▶ [Task to complete] State how many lines in the listing include the word "this", and give no other text.

▶ [Provided records]

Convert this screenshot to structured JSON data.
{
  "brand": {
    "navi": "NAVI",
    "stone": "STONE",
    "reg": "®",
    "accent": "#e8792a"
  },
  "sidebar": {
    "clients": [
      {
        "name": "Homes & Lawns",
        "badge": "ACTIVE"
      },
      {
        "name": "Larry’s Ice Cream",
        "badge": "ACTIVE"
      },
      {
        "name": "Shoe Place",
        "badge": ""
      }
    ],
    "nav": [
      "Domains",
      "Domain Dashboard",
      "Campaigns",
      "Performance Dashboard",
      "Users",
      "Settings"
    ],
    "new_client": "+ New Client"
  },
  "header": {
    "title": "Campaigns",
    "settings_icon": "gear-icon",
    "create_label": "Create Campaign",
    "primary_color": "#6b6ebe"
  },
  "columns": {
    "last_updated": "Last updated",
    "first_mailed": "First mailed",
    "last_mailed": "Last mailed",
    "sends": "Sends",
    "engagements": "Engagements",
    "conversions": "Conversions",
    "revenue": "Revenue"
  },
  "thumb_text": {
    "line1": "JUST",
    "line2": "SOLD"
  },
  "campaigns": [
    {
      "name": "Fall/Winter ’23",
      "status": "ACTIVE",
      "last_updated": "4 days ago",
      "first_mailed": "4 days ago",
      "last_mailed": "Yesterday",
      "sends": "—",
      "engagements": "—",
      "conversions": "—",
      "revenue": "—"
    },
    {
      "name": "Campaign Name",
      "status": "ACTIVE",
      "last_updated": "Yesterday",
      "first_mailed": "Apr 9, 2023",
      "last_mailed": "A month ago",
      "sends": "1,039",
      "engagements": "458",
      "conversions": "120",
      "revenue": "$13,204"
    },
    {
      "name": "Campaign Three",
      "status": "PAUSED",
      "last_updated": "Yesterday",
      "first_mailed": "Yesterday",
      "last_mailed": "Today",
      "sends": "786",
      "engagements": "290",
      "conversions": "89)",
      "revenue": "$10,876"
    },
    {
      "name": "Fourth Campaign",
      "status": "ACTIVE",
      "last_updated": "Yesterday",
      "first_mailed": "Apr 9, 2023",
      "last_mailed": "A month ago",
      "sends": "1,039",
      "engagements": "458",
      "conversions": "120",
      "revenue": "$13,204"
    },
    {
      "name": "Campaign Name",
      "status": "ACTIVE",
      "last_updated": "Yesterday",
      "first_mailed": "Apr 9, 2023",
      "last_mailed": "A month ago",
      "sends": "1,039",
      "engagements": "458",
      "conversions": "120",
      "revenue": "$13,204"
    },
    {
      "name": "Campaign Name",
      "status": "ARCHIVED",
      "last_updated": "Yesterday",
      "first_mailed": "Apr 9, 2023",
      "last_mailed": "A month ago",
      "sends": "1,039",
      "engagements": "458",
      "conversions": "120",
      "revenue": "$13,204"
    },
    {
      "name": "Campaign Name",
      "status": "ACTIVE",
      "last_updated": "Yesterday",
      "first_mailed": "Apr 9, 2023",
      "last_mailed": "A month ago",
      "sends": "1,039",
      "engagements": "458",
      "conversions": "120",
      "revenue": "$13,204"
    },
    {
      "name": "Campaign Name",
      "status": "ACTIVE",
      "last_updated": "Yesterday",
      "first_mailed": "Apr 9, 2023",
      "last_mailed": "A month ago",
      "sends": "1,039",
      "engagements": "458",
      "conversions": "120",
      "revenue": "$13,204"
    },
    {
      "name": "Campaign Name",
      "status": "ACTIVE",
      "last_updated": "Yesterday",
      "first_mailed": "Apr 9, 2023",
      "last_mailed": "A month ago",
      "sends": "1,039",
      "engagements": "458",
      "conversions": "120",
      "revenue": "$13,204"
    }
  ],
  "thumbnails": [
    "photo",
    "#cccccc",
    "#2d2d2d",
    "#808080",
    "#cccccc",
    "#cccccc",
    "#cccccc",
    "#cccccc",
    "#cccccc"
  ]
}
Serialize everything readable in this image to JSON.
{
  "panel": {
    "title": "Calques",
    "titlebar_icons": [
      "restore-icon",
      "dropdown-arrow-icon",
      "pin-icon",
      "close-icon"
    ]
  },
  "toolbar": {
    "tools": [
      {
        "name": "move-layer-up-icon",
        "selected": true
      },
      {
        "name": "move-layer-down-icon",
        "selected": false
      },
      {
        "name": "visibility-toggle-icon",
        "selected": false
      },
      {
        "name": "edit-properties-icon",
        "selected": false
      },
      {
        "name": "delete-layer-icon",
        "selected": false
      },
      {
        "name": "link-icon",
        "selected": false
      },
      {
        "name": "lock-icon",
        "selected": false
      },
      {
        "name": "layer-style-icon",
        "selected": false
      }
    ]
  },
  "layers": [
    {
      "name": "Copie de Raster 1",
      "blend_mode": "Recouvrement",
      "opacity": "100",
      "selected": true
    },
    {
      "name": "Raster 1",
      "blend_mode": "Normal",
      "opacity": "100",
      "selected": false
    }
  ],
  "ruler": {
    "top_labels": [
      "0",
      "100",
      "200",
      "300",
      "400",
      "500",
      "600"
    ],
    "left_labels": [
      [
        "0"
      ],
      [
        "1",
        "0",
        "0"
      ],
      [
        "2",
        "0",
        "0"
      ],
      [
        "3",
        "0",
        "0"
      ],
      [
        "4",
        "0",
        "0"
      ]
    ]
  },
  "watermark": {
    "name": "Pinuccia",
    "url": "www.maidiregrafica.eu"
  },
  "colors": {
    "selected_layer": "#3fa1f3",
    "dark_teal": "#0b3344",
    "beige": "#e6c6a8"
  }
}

▶ [Answer space] 2